Segment Start: The records
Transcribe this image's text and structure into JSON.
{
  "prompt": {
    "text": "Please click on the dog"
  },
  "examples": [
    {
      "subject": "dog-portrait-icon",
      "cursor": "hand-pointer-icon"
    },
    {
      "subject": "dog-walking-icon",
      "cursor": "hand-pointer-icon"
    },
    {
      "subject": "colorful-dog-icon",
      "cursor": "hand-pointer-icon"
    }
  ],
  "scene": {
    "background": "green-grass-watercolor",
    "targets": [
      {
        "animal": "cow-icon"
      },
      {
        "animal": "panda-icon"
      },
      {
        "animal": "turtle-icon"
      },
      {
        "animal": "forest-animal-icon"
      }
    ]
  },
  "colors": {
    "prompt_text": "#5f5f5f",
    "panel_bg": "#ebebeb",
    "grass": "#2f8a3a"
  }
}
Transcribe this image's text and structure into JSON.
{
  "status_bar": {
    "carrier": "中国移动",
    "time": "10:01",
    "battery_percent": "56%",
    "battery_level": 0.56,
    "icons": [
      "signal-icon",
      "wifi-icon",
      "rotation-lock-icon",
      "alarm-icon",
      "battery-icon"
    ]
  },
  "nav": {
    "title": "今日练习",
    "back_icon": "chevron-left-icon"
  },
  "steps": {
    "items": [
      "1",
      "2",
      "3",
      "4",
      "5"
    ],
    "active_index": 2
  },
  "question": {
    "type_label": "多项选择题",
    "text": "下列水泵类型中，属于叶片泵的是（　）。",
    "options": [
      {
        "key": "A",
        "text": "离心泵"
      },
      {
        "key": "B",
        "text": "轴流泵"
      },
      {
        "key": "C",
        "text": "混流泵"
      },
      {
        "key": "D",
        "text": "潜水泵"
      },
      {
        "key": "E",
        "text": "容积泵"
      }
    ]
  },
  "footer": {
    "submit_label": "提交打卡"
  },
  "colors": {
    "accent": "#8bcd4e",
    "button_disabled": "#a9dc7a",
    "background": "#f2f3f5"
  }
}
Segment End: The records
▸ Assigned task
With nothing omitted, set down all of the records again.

▸ Solution
Transcribe this image's text and structure into JSON.
{
  "prompt": {
    "text": "Please click on the dog"
  },
  "examples": [
    {
      "subject": "dog-portrait-icon",
      "cursor": "hand-pointer-icon"
    },
    {
      "subject": "dog-walking-icon",
      "cursor": "hand-pointer-icon"
    },
    {
      "subject": "colorful-dog-icon",
      "cursor": "hand-pointer-icon"
    }
  ],
  "scene": {
    "background": "green-grass-watercolor",
    "targets": [
      {
        "animal": "cow-icon"
      },
      {
        "animal": "panda-icon"
      },
      {
        "animal": "turtle-icon"
      },
      {
        "animal": "forest-animal-icon"
      }
    ]
  },
  "colors": {
    "prompt_text": "#5f5f5f",
    "panel_bg": "#ebebeb",
    "grass": "#2f8a3a"
  }
}
Transcribe this image's text and structure into JSON.
{
  "status_bar": {
    "carrier": "中国移动",
    "time": "10:01",
    "battery_percent": "56%",
    "battery_level": 0.56,
    "icons": [
      "signal-icon",
      "wifi-icon",
      "rotation-lock-icon",
      "alarm-icon",
      "battery-icon"
    ]
  },
  "nav": {
    "title": "今日练习",
    "back_icon": "chevron-left-icon"
  },
  "steps": {
    "items": [
      "1",
      "2",
      "3",
      "4",
      "5"
    ],
    "active_index": 2
  },
  "question": {
    "type_label": "多项选择题",
    "text": "下列水泵类型中，属于叶片泵的是（　）。",
    "options": [
      {
        "key": "A",
        "text": "离心泵"
      },
      {
        "key": "B",
        "text": "轴流泵"
      },
      {
        "key": "C",
        "text": "混流泵"
      },
      {
        "key": "D",
        "text": "潜水泵"
      },
      {
        "key": "E",
        "text": "容积泵"
      }
    ]
  },
  "footer": {
    "submit_label": "提交打卡"
  },
  "colors": {
    "accent": "#8bcd4e",
    "button_disabled": "#a9dc7a",
    "background": "#f2f3f5"
  }
}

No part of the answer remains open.